The team bus leaves the hotel for the stadium at promptly 2:45 p.m., packed with players slumping down in their seats and gazing miserably out rain-spattered windows. They pile out at the ballpark and tug equipment bags onto aching shoulders, their collared shirts soaked by the driving rain.
The clubhouse is dank and leaky, more than usual.
The back end of the bullpen grabs the table in the lounge, the closer dealing out the cards. The regulars on the bench sit broodingly at their lockers, earpieces in, music playing. The starting pitcher paces the clubhouse, unsure what to do with himself. “No way, right?” he asks the back-up catcher, who shrugs his response.
The shortstop and third baseman knock on the door to the manager’s office. “We looked at the field,” says the shortstop. “It’s a swamp.”
“Get outta here,” glares the hitting coach, grumbling under his breath about kids always looking for a reason not to play. The manager, dark bags under his eyes, nearly smiles.
The clubbie pokes his head in. “Game’s on.”
The hitting coach folds his arms. “Your field’s a swamp. Call it already.”

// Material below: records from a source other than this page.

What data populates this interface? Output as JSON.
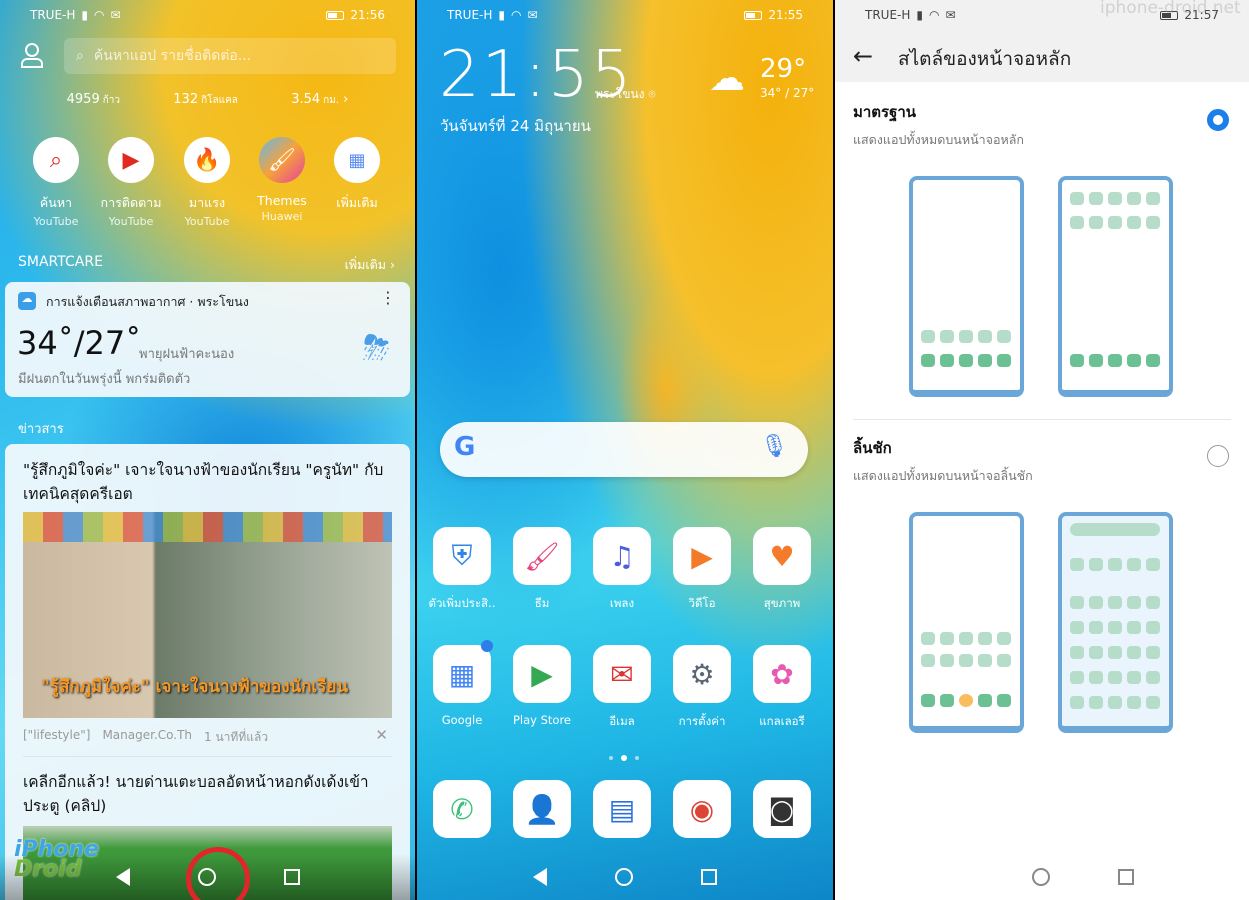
{
  "watermark": "iphone-droid.net",
  "panel_left": {
    "status": {
      "carrier": "TRUE-H",
      "time": "21:56"
    },
    "search_placeholder": "ค้นหาแอป รายชื่อติดต่อ...",
    "stats": [
      {
        "value": "4959",
        "unit": "ก้าว"
      },
      {
        "value": "132",
        "unit": "กิโลแคล"
      },
      {
        "value": "3.54",
        "unit": "กม."
      }
    ],
    "shortcuts": [
      {
        "title": "ค้นหา",
        "sub": "YouTube",
        "icon": "search-icon"
      },
      {
        "title": "การติดตาม",
        "sub": "YouTube",
        "icon": "subscriptions-icon"
      },
      {
        "title": "มาแรง",
        "sub": "YouTube",
        "icon": "trending-flame-icon"
      },
      {
        "title": "Themes",
        "sub": "Huawei",
        "icon": "paintbrush-icon"
      },
      {
        "title": "เพิ่มเติม",
        "sub": "",
        "icon": "more-grid-icon"
      }
    ],
    "smartcare": {
      "title": "SMARTCARE",
      "more": "เพิ่มเติม"
    },
    "weather_card": {
      "header": "การแจ้งเตือนสภาพอากาศ · พระโขนง",
      "temp": "34˚/27˚",
      "condition": "พายุฝนฟ้าคะนอง",
      "note": "มีฝนตกในวันพรุ่งนี้ พกร่มติดตัว"
    },
    "news_label": "ข่าวสาร",
    "news": [
      {
        "title": "\"รู้สึกภูมิใจค่ะ\" เจาะใจนางฟ้าของนักเรียน \"ครูนัท\" กับเทคนิคสุดครีเอต",
        "image_caption": "\"รู้สึกภูมิใจค่ะ\" เจาะใจนางฟ้าของนักเรียน",
        "tag": "[\"lifestyle\"]",
        "source": "Manager.Co.Th",
        "time": "1 นาทีที่แล้ว"
      },
      {
        "title": "เคลีกอีกแล้ว! นายด่านเตะบอลอัดหน้าหอกดังเด้งเข้าประตู (คลิป)"
      }
    ],
    "logo_text": "iPhone Droid"
  },
  "panel_middle": {
    "status": {
      "carrier": "TRUE-H",
      "time": "21:55"
    },
    "clock": "21:55",
    "location": "พระโขนง",
    "date": "วันจันทร์ที่ 24 มิถุนายน",
    "weather": {
      "temp": "29°",
      "range": "34° / 27°"
    },
    "apps_row1": [
      {
        "label": "ตัวเพิ่มประสิ..",
        "icon": "shield-icon",
        "color": "#2f86e6"
      },
      {
        "label": "ธีม",
        "icon": "paintbrush-icon",
        "color": "#e8457a"
      },
      {
        "label": "เพลง",
        "icon": "music-note-icon",
        "color": "#4a5fe0"
      },
      {
        "label": "วิดีโอ",
        "icon": "video-play-icon",
        "color": "#f27a28"
      },
      {
        "label": "สุขภาพ",
        "icon": "heart-icon",
        "color": "#f47a2c"
      }
    ],
    "apps_row2": [
      {
        "label": "Google",
        "icon": "folder-icon",
        "color": "#4285f4"
      },
      {
        "label": "Play Store",
        "icon": "play-store-icon",
        "color": "#34a853"
      },
      {
        "label": "อีเมล",
        "icon": "envelope-icon",
        "color": "#d33"
      },
      {
        "label": "การตั้งค่า",
        "icon": "gear-icon",
        "color": "#5c6578"
      },
      {
        "label": "แกลเลอรี",
        "icon": "gallery-flower-icon",
        "color": "#e85ab0"
      }
    ],
    "dock": [
      {
        "icon": "phone-icon",
        "color": "#3cc17a"
      },
      {
        "icon": "contacts-icon",
        "color": "#2e7de8"
      },
      {
        "icon": "messages-icon",
        "color": "#2d6fe0"
      },
      {
        "icon": "chrome-icon",
        "color": "#db4437"
      },
      {
        "icon": "camera-icon",
        "color": "#333"
      }
    ]
  },
  "panel_right": {
    "status": {
      "carrier": "TRUE-H",
      "time": "21:57"
    },
    "title": "สไตล์ของหน้าจอหลัก",
    "options": [
      {
        "title": "มาตรฐาน",
        "subtitle": "แสดงแอปทั้งหมดบนหน้าจอหลัก",
        "selected": true
      },
      {
        "title": "ลิ้นชัก",
        "subtitle": "แสดงแอปทั้งหมดบนหน้าจอลิ้นชัก",
        "selected": false
      }
    ],
    "accent": "#1a7fe8"
  }
}
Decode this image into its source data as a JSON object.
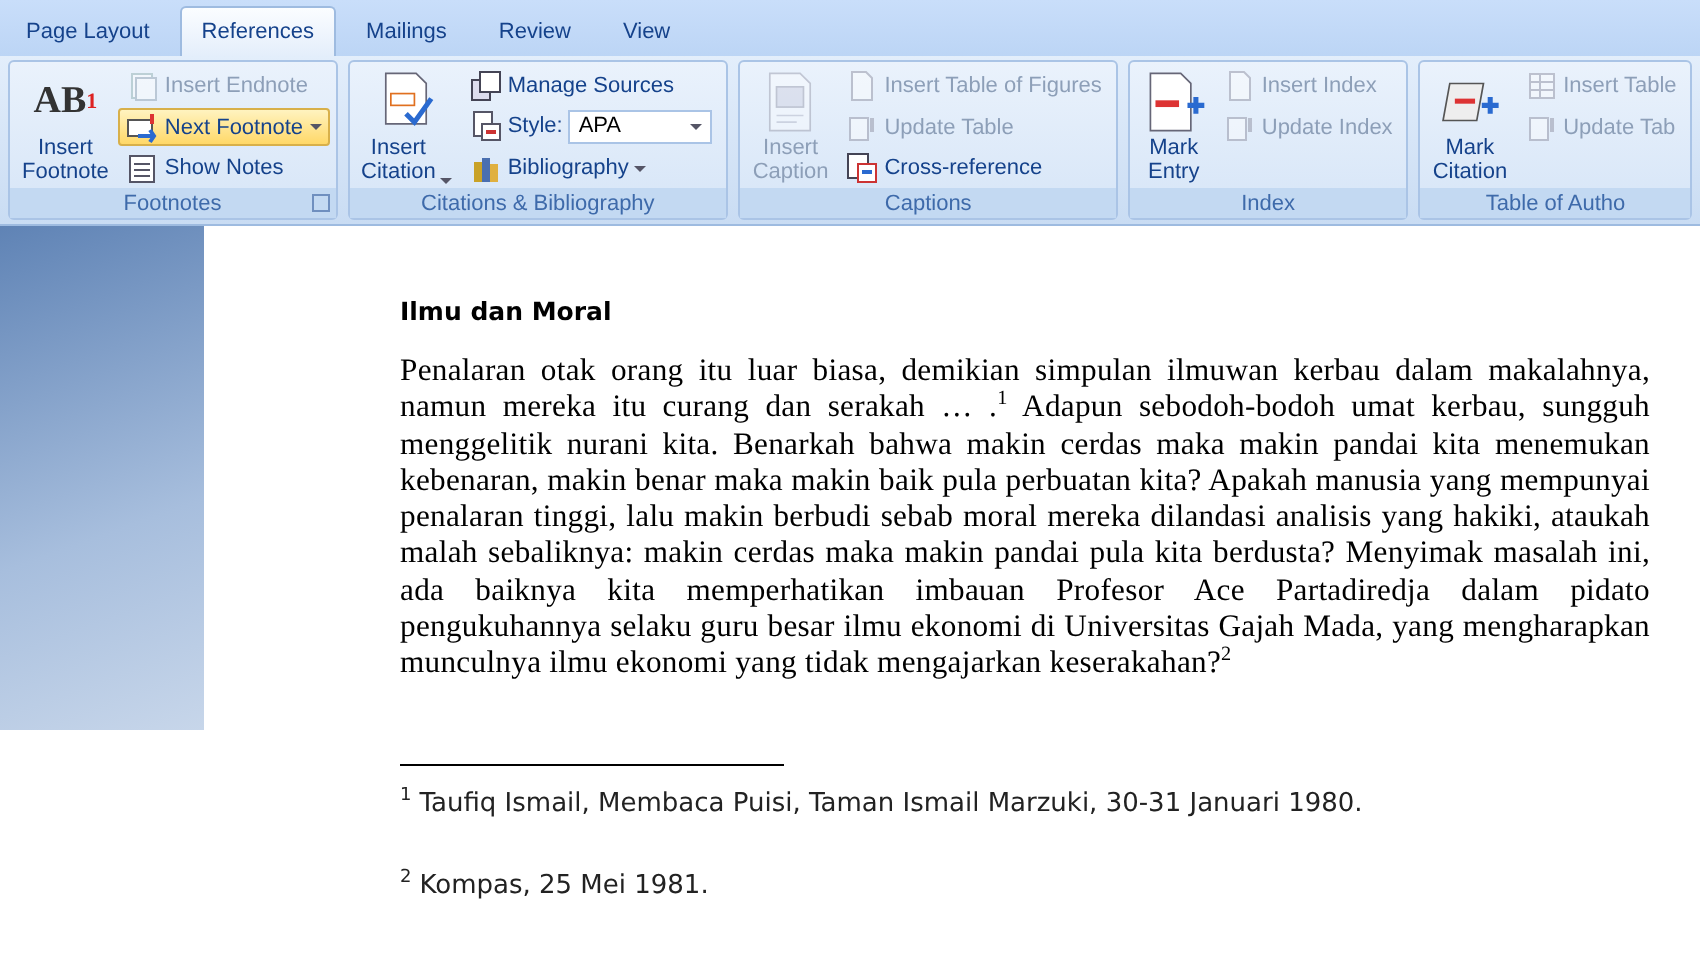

The clubbie shrugs helplessly and backs out.
The pitching coach laughs.
The manager scratches out a starting lineup. It is the same lineup as always. He's too tired to think of something different.
The rain pours down, pooling on the warning track.
The starting pitcher wanders down the tunnel, hands shoved into his jacket pockets. He finds the dugout flooded.
The hitters reluctantly change into attire for the indoor batting cage while the pitchers reluctantly head outside into the rain to stretch with the strength and conditioning coach.
The manager does not merely remain behind his desk as the hours tick on. He inspects the field. He talks with the opposing manager. He talks with the groundskeeper. There is no sign that the rain will abate, and yet the game has not been cancelled.
“We believe the rain will clear up come eight o’clock,” says the general manager genially, though his optimism derives more from his box office receipts than the radar. The home team has several thousand tickets sold. No need to cancel the game before those fans get a chance to visit the souvenir shop and concession stands.
The manager stews.
An hour passes past the scheduled game time. Several of the younger players have changed into their uniforms. The veterans know better.
The word is at last relayed down from above: rained out. The bus drives back to the hotel, no pep, everyone as weary as if they had played 14 innings. They will tomorrow. Not a one is looking forward to it.
As sure as grass is green and mud is brown, everyone wants a rainout, no one wants a doubleheader.